is really true, then Microsoft is in some really serious trouble. I would guess that they have patents on a lot of stuff in Windows that also exist on other GUI desktops, some even before MS got involve in such things. Their favorite method of killing competition is taking an ‘existing’ protocol, making a trivial and often unnecessary change to it, then patenting that. Then their is the latest concept of patenting software in combination of hardware, specifically thinks like having one button check your email on a mobile device or similar stupidities, which are hardly new ideas, unless you include the device itself, which is ‘only’ hardware. Patents on such trivial combinations mean that even if you figure out how to still different software on the device, you ‘might’ be breaking a patent by just puting different software on it and anyone that links that one stupid key to email is ‘definitely’ breaking the patent. This is quite insane. I don’t expect anyone to sell me a car with the patent saying I can only use ‘their’ chip in the engine or that if I use a different one I AM not allowed to use the wind shield wipers, because they patented a chip that routes windshield wiper control through the damn chip. Why should I find it reasonable for someone to pull that kind it BS on me with a PDA?
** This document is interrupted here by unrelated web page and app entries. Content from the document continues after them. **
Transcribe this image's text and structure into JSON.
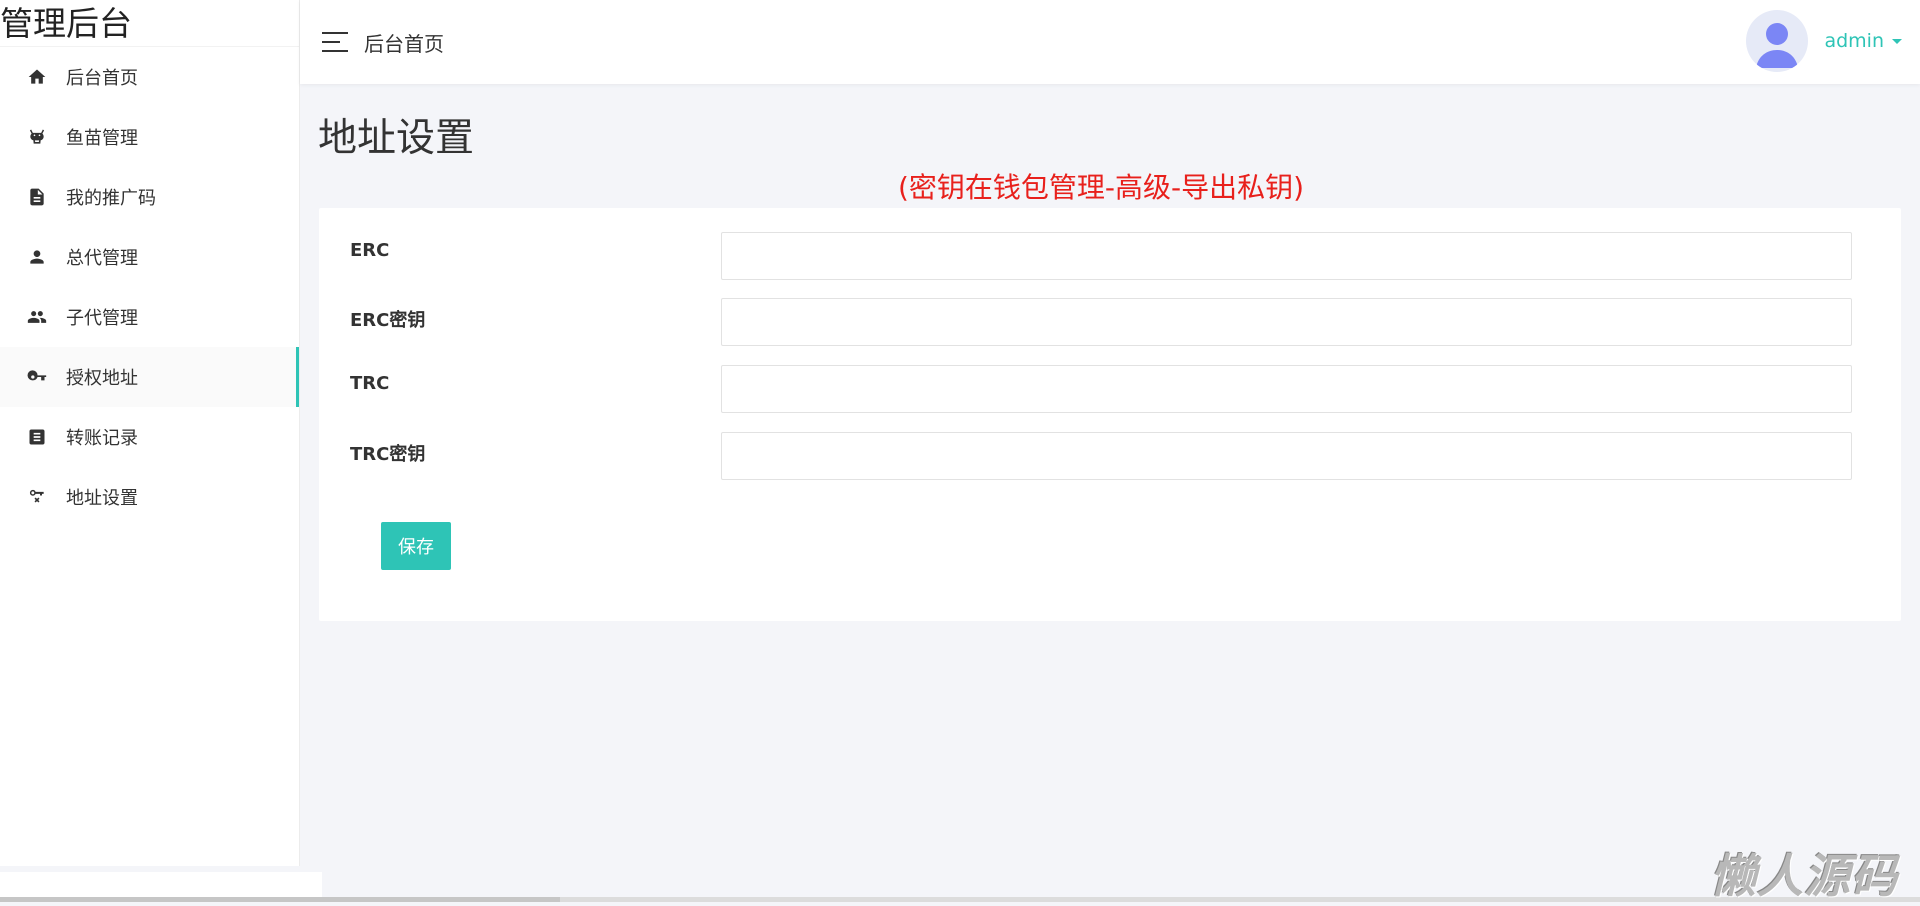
{
  "app": {
    "brand": "管理后台"
  },
  "sidebar": {
    "items": [
      {
        "label": "后台首页",
        "icon": "home-icon"
      },
      {
        "label": "鱼苗管理",
        "icon": "cow-icon"
      },
      {
        "label": "我的推广码",
        "icon": "document-icon"
      },
      {
        "label": "总代管理",
        "icon": "person-icon"
      },
      {
        "label": "子代管理",
        "icon": "people-icon"
      },
      {
        "label": "授权地址",
        "icon": "key-icon",
        "active": true
      },
      {
        "label": "转账记录",
        "icon": "receipt-icon"
      },
      {
        "label": "地址设置",
        "icon": "key-remove-icon"
      }
    ]
  },
  "header": {
    "title": "后台首页",
    "username": "admin"
  },
  "main": {
    "page_title": "地址设置",
    "notice": "(密钥在钱包管理-高级-导出私钥)",
    "form": {
      "fields": [
        {
          "label": "ERC",
          "value": "",
          "placeholder": ""
        },
        {
          "label": "ERC密钥",
          "value": "",
          "placeholder": ""
        },
        {
          "label": "TRC",
          "value": "",
          "placeholder": ""
        },
        {
          "label": "TRC密钥",
          "value": "",
          "placeholder": ""
        }
      ],
      "save_label": "保存"
    }
  },
  "watermark": "懒人源码",
  "colors": {
    "accent": "#2ec4b6",
    "notice": "#e8201c",
    "background": "#f4f5f9"
  }
}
But its not ‘ease’ of creation that is at question here. Its ease of discovery and available functionality. No one can patent a law of physics. Why? Not because someone didn’t discover it first or how to use it, but because attempting to solve a problem using any other method that tries to defy that law it probably going to fail. Maybe rockets could be built to operate from a huge AM gnetic rail gun or a giant water cannon, but the first of those would probably take more power to use than most cities, while the second would probably not even work, so we use rockets. Patent a rocket? Yes. Patent the ‘idea’ of a rocket? That gets to be a bit more problematic. Patent the idea of propelling object using onboard fuel sources and directional thrust (which can even cover the water idea of you pressurize it onboard)? Now you have a *major* problem. This is the situation you get in software quite often. There is only one ‘right’ idea that could work with the resources available and only one or a very small few effective way to do it. Its not about ‘ease’ of creation, its about the impossibility in some cases of finding usable alternative solutions. The more people there are that hoard such things, the fewer there are to improve on or use them and at some point the development of a project could become prohibitively expensive, especially if ‘everyone’ patented, no one gave anything away for free use and ten years from now some new type of compute comes along, most ‘old’ solutions are no longer viable and you have to pay royalties for 5,000 patents, just to turn the damn things on. So yeah, bad patents are the problem, but a bigger problem seems to be recognizing when they are bad. The profiteers will argue that ‘any’ code is patentable, even if its somethings are trivial as clicking a bloody speaker to play music, because they where too cheap to include a synth chip, and the patent office would probably grant it, while completely missing the fact that the same technique has been used since the days of the Apple II. But, they will now argue, this is clicking the speaker on a PDA, not a computer, so it still should be patentable. Right….
As I said, you have a valid point that it is ‘bad’ patents that are a problem, but the people deciding what ‘bad’ constitutes are under staffed and badly trained patent clerks, big corporations, special interest groups funded by big companies and lawyers. Three of the four have no qualifications to make such determinations, though the first of them are supposed to, while the companies have no real incentive to argue against the bad ones, unless they are too small to pay up to those that have patents or hire their own lawyers to fight the same. The privateers have all the ships and their answer to every problem is "Make them pay ransom or walk the plank." This understandibly tends to upset people that can’t do the former and don’t think it should be legal to let companies make them do that later.